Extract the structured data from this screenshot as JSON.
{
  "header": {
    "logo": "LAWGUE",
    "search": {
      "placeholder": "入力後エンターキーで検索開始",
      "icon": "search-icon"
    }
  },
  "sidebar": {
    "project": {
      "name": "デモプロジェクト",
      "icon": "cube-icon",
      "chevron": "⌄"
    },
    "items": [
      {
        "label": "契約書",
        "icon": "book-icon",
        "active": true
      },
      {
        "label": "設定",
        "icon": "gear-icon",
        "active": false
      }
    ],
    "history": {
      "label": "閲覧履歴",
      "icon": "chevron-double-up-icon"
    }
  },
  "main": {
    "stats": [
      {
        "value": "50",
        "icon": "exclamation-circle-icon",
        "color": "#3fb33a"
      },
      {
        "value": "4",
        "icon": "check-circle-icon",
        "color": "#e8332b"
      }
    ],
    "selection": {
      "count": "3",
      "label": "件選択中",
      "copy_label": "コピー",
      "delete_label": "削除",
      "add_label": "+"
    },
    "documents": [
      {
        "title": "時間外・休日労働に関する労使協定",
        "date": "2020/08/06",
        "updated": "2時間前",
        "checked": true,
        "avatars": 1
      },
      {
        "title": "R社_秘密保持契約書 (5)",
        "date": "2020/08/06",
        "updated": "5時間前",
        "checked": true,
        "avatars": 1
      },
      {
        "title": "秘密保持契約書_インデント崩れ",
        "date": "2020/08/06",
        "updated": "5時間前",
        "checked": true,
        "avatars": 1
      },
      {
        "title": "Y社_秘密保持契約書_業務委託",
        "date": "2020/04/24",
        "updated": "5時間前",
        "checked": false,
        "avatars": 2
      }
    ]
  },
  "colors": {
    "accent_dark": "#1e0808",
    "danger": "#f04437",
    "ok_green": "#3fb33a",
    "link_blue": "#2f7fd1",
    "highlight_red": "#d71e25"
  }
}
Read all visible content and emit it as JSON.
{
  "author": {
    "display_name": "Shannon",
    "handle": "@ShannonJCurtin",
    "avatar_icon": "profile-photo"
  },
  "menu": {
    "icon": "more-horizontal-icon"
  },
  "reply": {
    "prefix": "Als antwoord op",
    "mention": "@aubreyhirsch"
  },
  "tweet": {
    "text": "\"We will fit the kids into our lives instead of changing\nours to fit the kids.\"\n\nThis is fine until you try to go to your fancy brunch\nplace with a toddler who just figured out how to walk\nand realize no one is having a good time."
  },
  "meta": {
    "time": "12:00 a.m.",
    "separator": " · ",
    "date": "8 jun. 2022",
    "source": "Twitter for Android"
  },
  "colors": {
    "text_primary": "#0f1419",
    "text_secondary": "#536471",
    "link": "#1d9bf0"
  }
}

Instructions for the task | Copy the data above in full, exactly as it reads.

Problem solution |
Extract the structured data from this screenshot as JSON.
{
  "header": {
    "logo": "LAWGUE",
    "search": {
      "placeholder": "入力後エンターキーで検索開始",
      "icon": "search-icon"
    }
  },
  "sidebar": {
    "project": {
      "name": "デモプロジェクト",
      "icon": "cube-icon",
      "chevron": "⌄"
    },
    "items": [
      {
        "label": "契約書",
        "icon": "book-icon",
        "active": true
      },
      {
        "label": "設定",
        "icon": "gear-icon",
        "active": false
      }
    ],
    "history": {
      "label": "閲覧履歴",
      "icon": "chevron-double-up-icon"
    }
  },
  "main": {
    "stats": [
      {
        "value": "50",
        "icon": "exclamation-circle-icon",
        "color": "#3fb33a"
      },
      {
        "value": "4",
        "icon": "check-circle-icon",
        "color": "#e8332b"
      }
    ],
    "selection": {
      "count": "3",
      "label": "件選択中",
      "copy_label": "コピー",
      "delete_label": "削除",
      "add_label": "+"
    },
    "documents": [
      {
        "title": "時間外・休日労働に関する労使協定",
        "date": "2020/08/06",
        "updated": "2時間前",
        "checked": true,
        "avatars": 1
      },
      {
        "title": "R社_秘密保持契約書 (5)",
        "date": "2020/08/06",
        "updated": "5時間前",
        "checked": true,
        "avatars": 1
      },
      {
        "title": "秘密保持契約書_インデント崩れ",
        "date": "2020/08/06",
        "updated": "5時間前",
        "checked": true,
        "avatars": 1
      },
      {
        "title": "Y社_秘密保持契約書_業務委託",
        "date": "2020/04/24",
        "updated": "5時間前",
        "checked": false,
        "avatars": 2
      }
    ]
  },
  "colors": {
    "accent_dark": "#1e0808",
    "danger": "#f04437",
    "ok_green": "#3fb33a",
    "link_blue": "#2f7fd1",
    "highlight_red": "#d71e25"
  }
}
Read all visible content and emit it as JSON.
{
  "author": {
    "display_name": "Shannon",
    "handle": "@ShannonJCurtin",
    "avatar_icon": "profile-photo"
  },
  "menu": {
    "icon": "more-horizontal-icon"
  },
  "reply": {
    "prefix": "Als antwoord op",
    "mention": "@aubreyhirsch"
  },
  "tweet": {
    "text": "\"We will fit the kids into our lives instead of changing\nours to fit the kids.\"\n\nThis is fine until you try to go to your fancy brunch\nplace with a toddler who just figured out how to walk\nand realize no one is having a good time."
  },
  "meta": {
    "time": "12:00 a.m.",
    "separator": " · ",
    "date": "8 jun. 2022",
    "source": "Twitter for Android"
  },
  "colors": {
    "text_primary": "#0f1419",
    "text_secondary": "#536471",
    "link": "#1d9bf0"
  }
}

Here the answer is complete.